**WHAT THE TASK REQUIRES:**
Using the data below, copy each line that includes the word "input".

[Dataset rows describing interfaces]

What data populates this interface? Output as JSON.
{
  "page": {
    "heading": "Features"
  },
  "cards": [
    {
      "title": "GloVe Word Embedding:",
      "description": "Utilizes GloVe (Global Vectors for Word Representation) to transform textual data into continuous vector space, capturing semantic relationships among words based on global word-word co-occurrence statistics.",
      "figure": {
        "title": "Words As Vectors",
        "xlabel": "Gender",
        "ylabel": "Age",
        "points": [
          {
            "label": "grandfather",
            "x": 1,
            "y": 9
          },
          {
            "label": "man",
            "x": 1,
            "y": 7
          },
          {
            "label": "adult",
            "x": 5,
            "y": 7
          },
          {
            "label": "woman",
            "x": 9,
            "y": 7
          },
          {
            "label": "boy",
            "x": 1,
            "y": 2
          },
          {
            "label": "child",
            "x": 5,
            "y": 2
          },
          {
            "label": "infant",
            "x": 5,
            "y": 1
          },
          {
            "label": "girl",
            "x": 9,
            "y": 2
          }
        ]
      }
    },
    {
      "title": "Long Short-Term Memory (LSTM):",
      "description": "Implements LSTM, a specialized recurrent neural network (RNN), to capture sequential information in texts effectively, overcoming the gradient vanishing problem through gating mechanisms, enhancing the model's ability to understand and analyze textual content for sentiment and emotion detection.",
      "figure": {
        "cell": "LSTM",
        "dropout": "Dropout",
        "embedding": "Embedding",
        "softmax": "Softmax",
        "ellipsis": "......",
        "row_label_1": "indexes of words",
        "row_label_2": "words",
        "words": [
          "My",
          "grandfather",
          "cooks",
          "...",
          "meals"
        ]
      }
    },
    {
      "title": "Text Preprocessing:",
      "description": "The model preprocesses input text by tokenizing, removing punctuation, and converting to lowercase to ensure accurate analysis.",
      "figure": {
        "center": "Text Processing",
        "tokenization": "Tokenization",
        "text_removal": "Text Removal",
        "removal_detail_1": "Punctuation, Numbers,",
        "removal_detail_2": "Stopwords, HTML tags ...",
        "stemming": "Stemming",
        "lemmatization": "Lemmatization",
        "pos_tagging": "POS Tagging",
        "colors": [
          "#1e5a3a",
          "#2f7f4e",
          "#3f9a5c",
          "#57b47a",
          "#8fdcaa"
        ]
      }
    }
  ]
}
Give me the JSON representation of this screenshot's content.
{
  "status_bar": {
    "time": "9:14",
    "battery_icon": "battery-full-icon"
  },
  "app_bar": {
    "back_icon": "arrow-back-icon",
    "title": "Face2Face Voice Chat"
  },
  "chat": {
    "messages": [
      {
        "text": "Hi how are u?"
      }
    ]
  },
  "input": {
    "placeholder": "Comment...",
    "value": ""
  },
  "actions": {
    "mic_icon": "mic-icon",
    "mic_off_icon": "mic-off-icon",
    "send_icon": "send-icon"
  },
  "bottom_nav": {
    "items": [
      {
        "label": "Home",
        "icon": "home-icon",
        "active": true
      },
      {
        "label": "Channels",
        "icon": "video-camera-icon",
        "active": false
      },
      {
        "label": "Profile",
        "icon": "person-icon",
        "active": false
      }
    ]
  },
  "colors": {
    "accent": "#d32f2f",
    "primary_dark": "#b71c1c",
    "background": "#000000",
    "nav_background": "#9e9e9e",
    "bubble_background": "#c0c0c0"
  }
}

**SOLUTION TO THIS PROBLEM:**
      "description": "The model preprocesses input text by tokenizing, removing punctuation, and converting to lowercase to ensure accurate analysis.",
  "input": {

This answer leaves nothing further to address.